Climate negotiators will take an official break today as global environmental ministers sit down for a high-level session in an effort to hammer out a broader agreement on where to go from here. The United Nation’s top climate official, Yvo de Boer, says the goal is to establish a “shared vision” to underpin discussions in 2009.
Early reports indicated little evidence of a major breakthrough, but there might yet be room for surprises – or at least an interesting debate. The Guardian is reporting that the European Union has upped its ante with a pledge to cut emissions by 80-95 percent below 1990 levels – if developing countries will in turn agree to curb the growth in their emissions 15-30 percent over the next decade.

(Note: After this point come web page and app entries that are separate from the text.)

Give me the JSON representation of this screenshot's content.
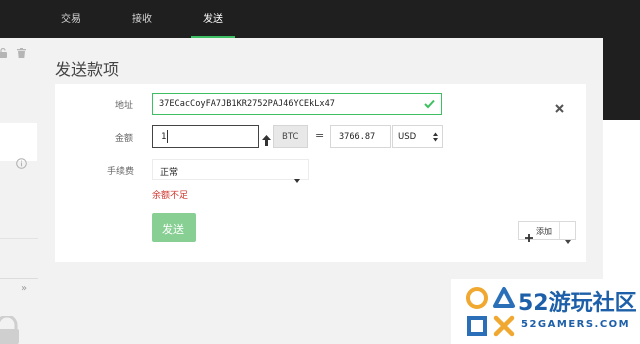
{
  "nav": {
    "tabs": [
      {
        "label": "交易"
      },
      {
        "label": "接收"
      },
      {
        "label": "发送"
      }
    ]
  },
  "page": {
    "title": "发送款项"
  },
  "form": {
    "address": {
      "label": "地址",
      "value": "37ECacCoyFA7JB1KR2752PAJ46YCEkLx47"
    },
    "amount": {
      "label": "金额",
      "value": "1",
      "btc_unit": "BTC",
      "equals": "=",
      "fiat_value": "3766.87",
      "fiat_currency": "USD"
    },
    "fee": {
      "label": "手续费",
      "value": "正常",
      "error": "余额不足"
    },
    "send_button": "发送",
    "add_button": "添加"
  },
  "sidebar": {
    "collapse": "»"
  },
  "watermark": {
    "big": "52游玩社区",
    "small": "52GAMERS.COM"
  },
  "colors": {
    "accent": "#3fbf63",
    "error": "#d0342c",
    "topbar": "#1f1f1f"
  }
}
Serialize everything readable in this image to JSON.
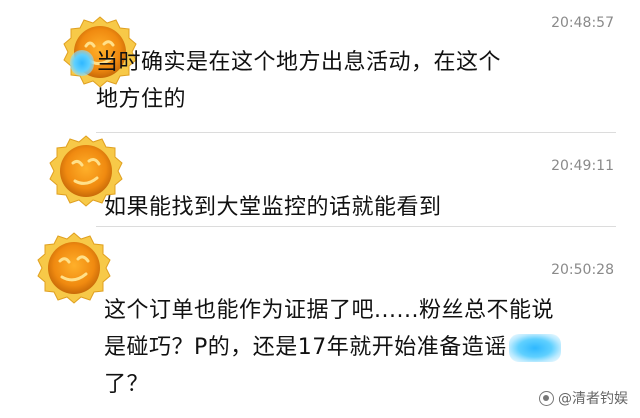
{
  "messages": [
    {
      "time": "20:48:57",
      "text_line1": "当时确实是在这个地方出息活动，在这个",
      "text_line2": "地方住的"
    },
    {
      "time": "20:49:11",
      "text_line1": "如果能找到大堂监控的话就能看到"
    },
    {
      "time": "20:50:28",
      "text_line1": "这个订单也能作为证据了吧......粉丝总不能说",
      "text_line2a": "是碰巧？P的，还是17年就开始准备造谣",
      "text_line3": "了？"
    }
  ],
  "avatar_icon": "orange-cookie-avatar-icon",
  "watermark": {
    "text": "@清者钓娱",
    "icon": "camera-logo-icon"
  },
  "colors": {
    "avatar_orange": "#f5a21c",
    "avatar_rim": "#f7c948",
    "time_gray": "#8a8a8a",
    "redaction_blue": "#3ab8ff",
    "divider": "#dcdcdc"
  }
}
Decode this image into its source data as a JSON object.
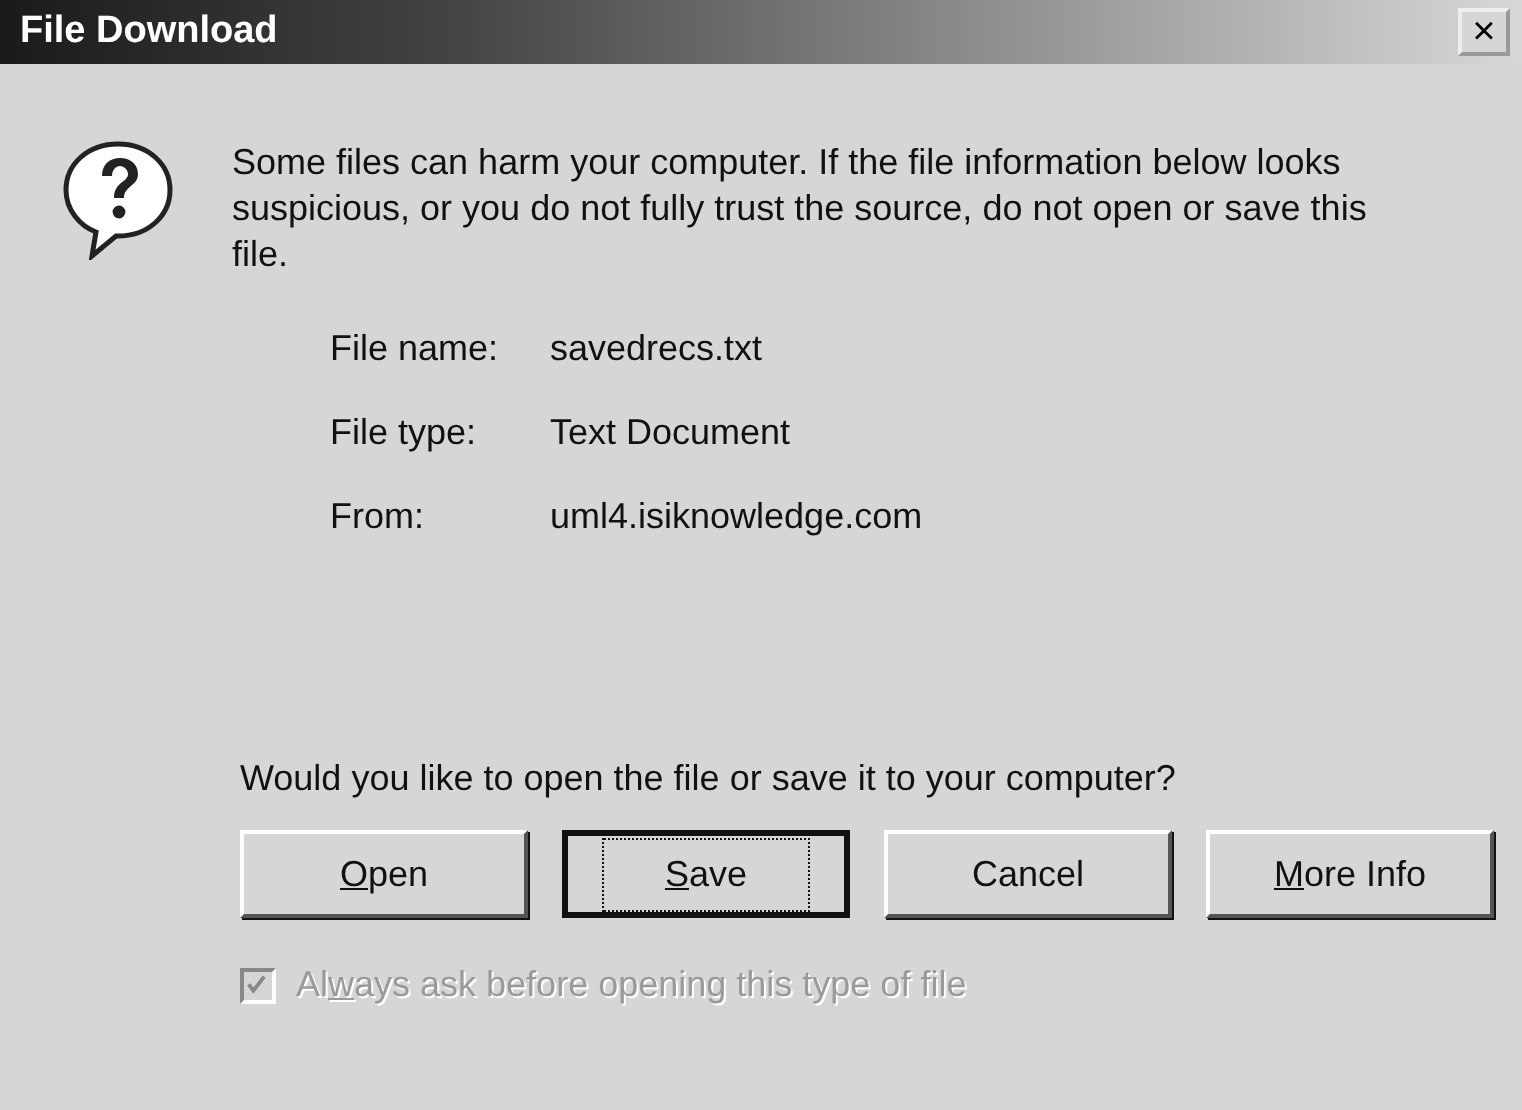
{
  "window": {
    "title": "File Download",
    "close_glyph": "×"
  },
  "warning": "Some files can harm your computer. If the file information below looks suspicious, or you do not fully trust the source, do not open or save this file.",
  "file_info": [
    {
      "label": "File name:",
      "value": "savedrecs.txt"
    },
    {
      "label": "File type:",
      "value": "Text Document"
    },
    {
      "label": "From:",
      "value": "uml4.isiknowledge.com"
    }
  ],
  "question": "Would you like to open the file or save it to your computer?",
  "buttons": [
    {
      "key": "O",
      "after": "pen",
      "default": false
    },
    {
      "key": "S",
      "after": "ave",
      "default": true
    },
    {
      "before": "Cancel",
      "default": false
    },
    {
      "key": "M",
      "after": "ore Info",
      "default": false
    }
  ],
  "checkbox": {
    "before": "Al",
    "key": "w",
    "after": "ays ask before opening this type of file",
    "checked": true,
    "disabled": true
  }
}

Perhaps the message being delivered by Martin Parry and others is getting through. Unfortunately, this kind of horse-trading might be a bit premature given that the United States remains in limbo until January. For their part, countries like China have adamantly opposed signing up to numeric targets, which isn’t to say that they are unwilling to commit to anything.
China has already implemented a policy to boost energy efficiency by 20 percent by 2010, compared to 2005 levels, and if that works out it plans go much further. Earlier this month, Brazil released a formal climate plan laying out, among other things, how it plans to reduce deforestation by 70 percent by 2017. The plan doesn’t quite deliver on previous promises to halt deforestation by 2015, but Bloomberg reported Environment Minister Carlos Minc saying it also involves massive reforestation efforts as well, suggesting that net deforestation could be attained by that date.
(As it happens, I asked Paulo Adario, Amazon Campaign Director for Greenpeace, about the issue this week in Poznan. He says the plan is based on some funny numbers and logic – including the baseline used for measuring the reductions and an implicit assumption that new plantations in one part of the country make up for slash-and-burn in the Amazon – but nonetheless represents “a step forward”.)
All of this is to say that there is evidence that some of the biggest emitters in the developing world are already taking climate seriously, even if they don’t want to bind themselves to specific commitments. It’s a point that UN climate chief Yvo de Boer drove home again yesterday, highlighting climate plans that have already been put in place by China and Brazil as well as Mexico, India, South Africa and others.
“One of the things that has constrained this process in the past is the impression that developing countries are doing anything,” he said. “Nothing could be farther from the truth.”